Literary Devices

Simile



What is it?

A simile is a figure of speech that makes a comparison between two unlike things and uses the words "like," "as," "than" or "resembles".


Why is it important?

Similes make descriptions vivid by comparing their subjects with known events or things. Effective similes help readers visualize what is being described.


How do I do it?

Create a comparison by using "like," "as," "than," or "resembles."

Example 1:

"That was the way all the Aubignys fell in love, as if struck by a pistol shot."

—Kate Chopin, "Desirée's Baby"

Note: Chopin uses the idea of a pistol shot to convey the suddenness with which the character has fallen in love. The image of a pistol shot also suggests something physical, piercing, and completely overpowering.

Example 2:

"He walked Seabiscuit through the masses of shouting fans to the winner's circle.
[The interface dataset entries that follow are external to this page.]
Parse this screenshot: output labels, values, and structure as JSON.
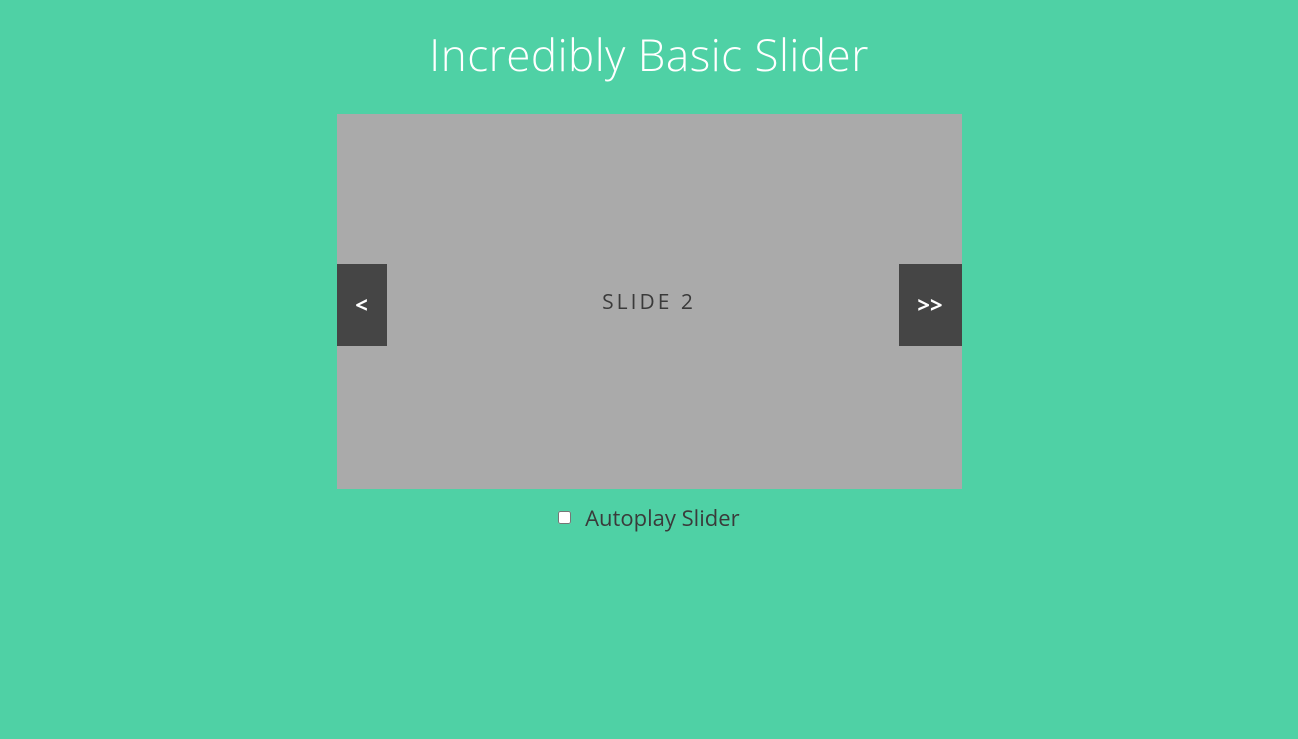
{
  "page": {
    "title": "Incredibly Basic Slider"
  },
  "slider": {
    "current_slide_label": "SLIDE 2",
    "prev_label": "<",
    "next_label": ">>"
  },
  "autoplay": {
    "label": "Autoplay Slider",
    "checked": false
  },
  "colors": {
    "background": "#4fd1a5",
    "slide_bg": "#aaaaaa",
    "arrow_bg": "#3a3a3a",
    "arrow_fg": "#ffffff",
    "title_fg": "#ffffff",
    "text_fg": "#3a3a3a"
  }
}
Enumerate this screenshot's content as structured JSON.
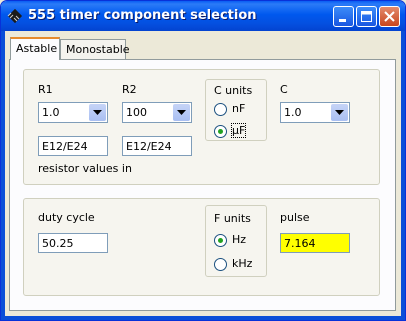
{
  "window": {
    "title": "555 timer component selection",
    "icon": "chip-icon",
    "controls": [
      "minimize-icon",
      "maximize-icon",
      "close-icon"
    ],
    "title_bar_color": "#0058ee"
  },
  "tabs": [
    {
      "label": "Astable",
      "active": true
    },
    {
      "label": "Monostable",
      "active": false
    }
  ],
  "component_group": {
    "r1": {
      "label": "R1",
      "value": "1.0",
      "series": "E12/E24"
    },
    "r2": {
      "label": "R2",
      "value": "100",
      "series": "E12/E24"
    },
    "resistor_caption": "resistor values in",
    "c_units": {
      "label": "C units",
      "options": [
        {
          "label": "nF",
          "checked": false
        },
        {
          "label": "µF",
          "checked": true
        }
      ]
    },
    "c": {
      "label": "C",
      "value": "1.0"
    }
  },
  "output_group": {
    "duty_cycle": {
      "label": "duty cycle",
      "value": "50.25"
    },
    "f_units": {
      "label": "F units",
      "options": [
        {
          "label": "Hz",
          "checked": true
        },
        {
          "label": "kHz",
          "checked": false
        }
      ]
    },
    "pulse": {
      "label": "pulse",
      "value": "7.164",
      "highlight_color": "#ffff00"
    }
  }
}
The horse was strutting like a prizefighter."

—Laura Hillenbrand, Seabiscuit

Note: Hillenbrand compares Seabiscuit with a prizefighter in order to give readers a sense of the horse's gestures and attitude.


More about simile

http://www.berghuis.co.nz/abiator/rdg/similehelp.html

http://www.americanrhetoric.com/figures/simile.htm